The Tiny Desk is working from home for the foreseeable future. Introducing NPR Music’s Tiny Desk (home) concerts, bringing you performances from across the country and the world.
It’s the same spirit — stripped-down sets, an intimate setting — just a different space. Miley Cyrus has always understood that music is theater. So it’s no surprise that, visiting the imaginative space that is the Tiny Desk, she transforms it into something both fantastical and true to her topsy-turvy Mileyness.
Cyrus ruled preteen hearts on the small screen before mastering pop stardom’s big stages, and throughout her career she’s played with sound and image in unexpected and even controversial ways.
And she’s never balanced pop’s glorious artifice with her own soulful authenticity more self-assuredly than she does on her latest album, the rock and roll manifesto Plastic Hearts.
Here, the scene opens with Cyrus, dressed head to toe in rock-star faux fur, in what looks like a teenage girl’s bedroom. But the perspective in this pink-and-purple space feels a little … odd.

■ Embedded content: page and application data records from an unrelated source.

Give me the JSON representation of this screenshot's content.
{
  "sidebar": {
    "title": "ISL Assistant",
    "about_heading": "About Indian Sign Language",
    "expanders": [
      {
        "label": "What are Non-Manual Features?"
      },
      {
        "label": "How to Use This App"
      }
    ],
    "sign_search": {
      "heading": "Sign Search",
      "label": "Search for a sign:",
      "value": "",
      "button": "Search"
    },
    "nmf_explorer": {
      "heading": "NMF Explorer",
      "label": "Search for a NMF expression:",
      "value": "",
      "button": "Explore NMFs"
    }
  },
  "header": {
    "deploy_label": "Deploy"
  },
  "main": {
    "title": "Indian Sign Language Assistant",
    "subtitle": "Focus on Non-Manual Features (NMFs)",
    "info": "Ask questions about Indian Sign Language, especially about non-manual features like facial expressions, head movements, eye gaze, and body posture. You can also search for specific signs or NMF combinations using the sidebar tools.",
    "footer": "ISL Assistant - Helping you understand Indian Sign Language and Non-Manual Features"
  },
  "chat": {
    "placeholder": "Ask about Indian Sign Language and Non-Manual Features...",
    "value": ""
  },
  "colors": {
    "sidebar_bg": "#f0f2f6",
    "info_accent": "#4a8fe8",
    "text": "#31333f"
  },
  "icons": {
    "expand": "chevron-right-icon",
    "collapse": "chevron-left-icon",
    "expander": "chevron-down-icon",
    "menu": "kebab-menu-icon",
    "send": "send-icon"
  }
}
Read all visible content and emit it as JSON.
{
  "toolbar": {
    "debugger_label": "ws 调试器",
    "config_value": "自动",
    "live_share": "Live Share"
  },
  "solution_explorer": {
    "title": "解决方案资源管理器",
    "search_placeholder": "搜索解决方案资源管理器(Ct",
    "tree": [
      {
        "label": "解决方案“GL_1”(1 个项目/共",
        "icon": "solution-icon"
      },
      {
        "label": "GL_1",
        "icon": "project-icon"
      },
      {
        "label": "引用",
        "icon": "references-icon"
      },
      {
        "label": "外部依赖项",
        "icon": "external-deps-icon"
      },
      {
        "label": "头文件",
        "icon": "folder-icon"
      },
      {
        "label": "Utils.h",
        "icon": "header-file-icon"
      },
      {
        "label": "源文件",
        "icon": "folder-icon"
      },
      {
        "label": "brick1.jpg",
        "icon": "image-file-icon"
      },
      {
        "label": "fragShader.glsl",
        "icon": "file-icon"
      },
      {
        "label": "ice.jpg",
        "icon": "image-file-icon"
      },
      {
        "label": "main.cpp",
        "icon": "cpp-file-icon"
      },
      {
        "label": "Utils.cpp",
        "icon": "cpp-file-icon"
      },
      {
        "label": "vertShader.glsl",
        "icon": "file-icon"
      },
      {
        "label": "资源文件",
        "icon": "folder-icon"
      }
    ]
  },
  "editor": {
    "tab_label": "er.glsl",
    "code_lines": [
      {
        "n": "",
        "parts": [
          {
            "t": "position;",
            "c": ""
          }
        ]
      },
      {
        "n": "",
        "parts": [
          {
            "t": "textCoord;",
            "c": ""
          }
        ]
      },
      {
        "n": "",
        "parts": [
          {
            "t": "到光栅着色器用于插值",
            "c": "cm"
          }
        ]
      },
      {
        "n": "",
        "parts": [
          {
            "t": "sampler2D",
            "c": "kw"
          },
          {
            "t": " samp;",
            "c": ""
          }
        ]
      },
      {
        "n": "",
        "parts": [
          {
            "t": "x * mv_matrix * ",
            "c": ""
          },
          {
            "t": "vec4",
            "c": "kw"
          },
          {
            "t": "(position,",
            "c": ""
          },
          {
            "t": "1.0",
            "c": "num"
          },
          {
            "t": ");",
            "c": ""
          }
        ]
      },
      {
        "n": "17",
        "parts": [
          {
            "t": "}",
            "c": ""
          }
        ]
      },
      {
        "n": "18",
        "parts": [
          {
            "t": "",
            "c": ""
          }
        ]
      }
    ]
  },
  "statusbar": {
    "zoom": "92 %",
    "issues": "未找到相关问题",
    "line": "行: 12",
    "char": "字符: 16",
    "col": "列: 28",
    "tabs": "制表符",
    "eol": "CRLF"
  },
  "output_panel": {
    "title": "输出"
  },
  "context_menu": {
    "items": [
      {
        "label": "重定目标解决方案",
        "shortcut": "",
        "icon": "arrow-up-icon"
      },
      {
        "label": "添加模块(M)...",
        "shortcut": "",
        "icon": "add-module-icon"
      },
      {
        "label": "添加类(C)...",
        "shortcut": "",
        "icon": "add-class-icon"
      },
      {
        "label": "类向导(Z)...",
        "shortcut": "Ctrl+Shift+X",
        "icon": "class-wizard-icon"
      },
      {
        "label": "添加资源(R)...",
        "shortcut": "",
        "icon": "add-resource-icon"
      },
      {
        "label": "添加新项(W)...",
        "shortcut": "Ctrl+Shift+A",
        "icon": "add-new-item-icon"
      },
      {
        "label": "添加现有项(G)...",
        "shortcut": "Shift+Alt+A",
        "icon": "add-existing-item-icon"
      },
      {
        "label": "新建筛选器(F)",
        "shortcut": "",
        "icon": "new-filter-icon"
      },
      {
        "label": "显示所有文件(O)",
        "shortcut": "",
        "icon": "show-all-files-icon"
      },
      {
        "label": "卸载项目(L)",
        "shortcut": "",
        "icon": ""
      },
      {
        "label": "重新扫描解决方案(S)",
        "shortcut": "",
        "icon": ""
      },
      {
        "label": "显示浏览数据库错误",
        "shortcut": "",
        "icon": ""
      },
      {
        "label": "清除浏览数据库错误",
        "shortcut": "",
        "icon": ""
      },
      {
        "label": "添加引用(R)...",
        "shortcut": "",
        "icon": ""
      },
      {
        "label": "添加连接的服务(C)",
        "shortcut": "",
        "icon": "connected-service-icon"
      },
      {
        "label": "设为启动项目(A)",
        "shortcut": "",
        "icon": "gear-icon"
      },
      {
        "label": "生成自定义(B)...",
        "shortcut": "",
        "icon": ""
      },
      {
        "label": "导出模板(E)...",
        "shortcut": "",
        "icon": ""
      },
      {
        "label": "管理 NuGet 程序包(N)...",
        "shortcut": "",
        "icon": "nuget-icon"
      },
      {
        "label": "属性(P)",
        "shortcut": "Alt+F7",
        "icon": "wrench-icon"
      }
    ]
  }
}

As Cyrus sings, it becomes clear that this is her Wonderland – like Alice full of magical cake, she’s grown to exceed her surroundings. By the end of this three-song set, Cyrus reveals that it’s the adolescent enclave that grew too small for her, not the other way around.

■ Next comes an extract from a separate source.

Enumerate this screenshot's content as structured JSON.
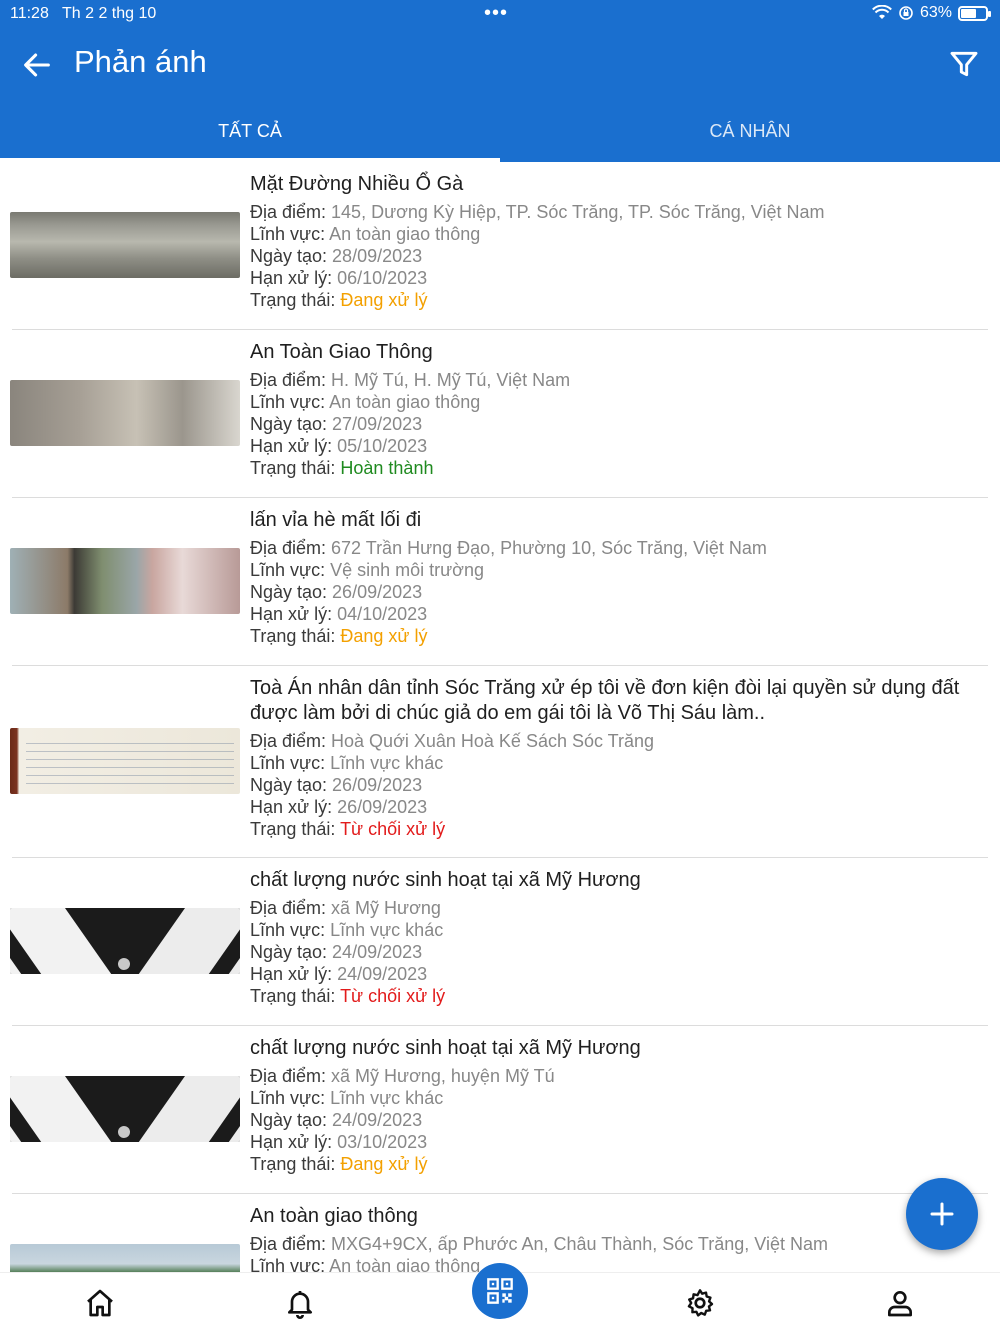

The songs Cyrus offers are as direct and affecting as the set is whimsical. Cyrus has lately proven herself one of pop’s great interpretive vocalists, and she scores another triumph with her version of Mazzy Star’s “Fade Into You,” a hazy psychedelic anthem that she infuses with just the edge of the next day’s hangover.
The two songs from Plastic Hearts that follow are her own bids at classic-rock timelessness. In “Golden G-String” Cyrus assesses her own life in the spotlight with Leonard Cohen-esque charm.
And “Prisoner” is the power ballad that lets Cyrus really break out – as she leaves the tiny room — just a box, it turns out, on a soundstage – and joins her band, she’s as free and self-confident as she’s ever been.